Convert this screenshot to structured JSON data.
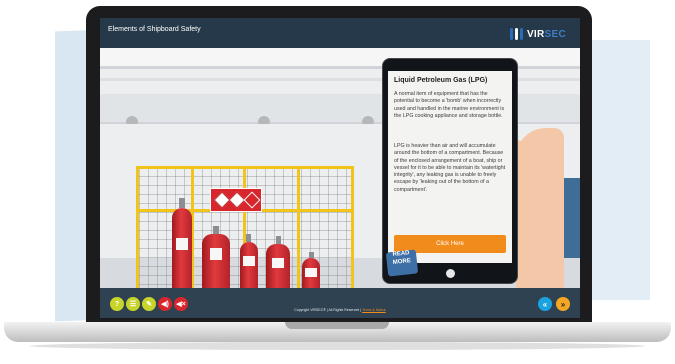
{
  "header": {
    "course_title": "Elements of Shipboard Safety",
    "logo": {
      "brand_a": "VIR",
      "brand_b": "SEC",
      "icon": "virsec-logo-mark"
    }
  },
  "tablet": {
    "title": "Liquid Petroleum Gas (LPG)",
    "paragraph1": "A normal item of equipment that has the potential to become a 'bomb' when incorrectly used and handled in the marine environment is the LPG cooking appliance and storage bottle.",
    "paragraph2": "LPG is heavier than air and will accumulate around the bottom of a compartment. Because of the enclosed arrangement of a boat, ship or vessel for it to be able to maintain its 'watertight integrity', any leaking gas is unable to freely escape by 'leaking out of the bottom of a compartment'.",
    "button_label": "Click Here"
  },
  "read_more": {
    "line1": "READ",
    "line2": "MORE"
  },
  "controls": [
    {
      "name": "help-button",
      "glyph": "?",
      "icon": "question-icon",
      "color": "#c9d42a"
    },
    {
      "name": "menu-button",
      "glyph": "☰",
      "icon": "list-icon",
      "color": "#c9d42a"
    },
    {
      "name": "notes-button",
      "glyph": "✎",
      "icon": "pencil-icon",
      "color": "#c9d42a"
    },
    {
      "name": "audio-button",
      "glyph": "◀)",
      "icon": "speaker-icon",
      "color": "#d8262d"
    },
    {
      "name": "mute-button",
      "glyph": "◀×",
      "icon": "speaker-mute-icon",
      "color": "#d8262d"
    }
  ],
  "nav": {
    "back": {
      "glyph": "«",
      "icon": "back-icon",
      "color": "#1aa3e0"
    },
    "next": {
      "glyph": "»",
      "icon": "next-icon",
      "color": "#f5a623"
    }
  },
  "footer": {
    "copyright": "Copyright VIRSEC® | All Rights Reserved |",
    "link": "Terms & Notice"
  }
}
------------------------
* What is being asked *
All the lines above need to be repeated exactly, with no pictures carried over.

* Task output *
Convert this screenshot to structured JSON data.
{
  "header": {
    "course_title": "Elements of Shipboard Safety",
    "logo": {
      "brand_a": "VIR",
      "brand_b": "SEC",
      "icon": "virsec-logo-mark"
    }
  },
  "tablet": {
    "title": "Liquid Petroleum Gas (LPG)",
    "paragraph1": "A normal item of equipment that has the potential to become a 'bomb' when incorrectly used and handled in the marine environment is the LPG cooking appliance and storage bottle.",
    "paragraph2": "LPG is heavier than air and will accumulate around the bottom of a compartment. Because of the enclosed arrangement of a boat, ship or vessel for it to be able to maintain its 'watertight integrity', any leaking gas is unable to freely escape by 'leaking out of the bottom of a compartment'.",
    "button_label": "Click Here"
  },
  "read_more": {
    "line1": "READ",
    "line2": "MORE"
  },
  "controls": [
    {
      "name": "help-button",
      "glyph": "?",
      "icon": "question-icon",
      "color": "#c9d42a"
    },
    {
      "name": "menu-button",
      "glyph": "☰",
      "icon": "list-icon",
      "color": "#c9d42a"
    },
    {
      "name": "notes-button",
      "glyph": "✎",
      "icon": "pencil-icon",
      "color": "#c9d42a"
    },
    {
      "name": "audio-button",
      "glyph": "◀)",
      "icon": "speaker-icon",
      "color": "#d8262d"
    },
    {
      "name": "mute-button",
      "glyph": "◀×",
      "icon": "speaker-mute-icon",
      "color": "#d8262d"
    }
  ],
  "nav": {
    "back": {
      "glyph": "«",
      "icon": "back-icon",
      "color": "#1aa3e0"
    },
    "next": {
      "glyph": "»",
      "icon": "next-icon",
      "color": "#f5a623"
    }
  },
  "footer": {
    "copyright": "Copyright VIRSEC® | All Rights Reserved |",
    "link": "Terms & Notice"
  }
}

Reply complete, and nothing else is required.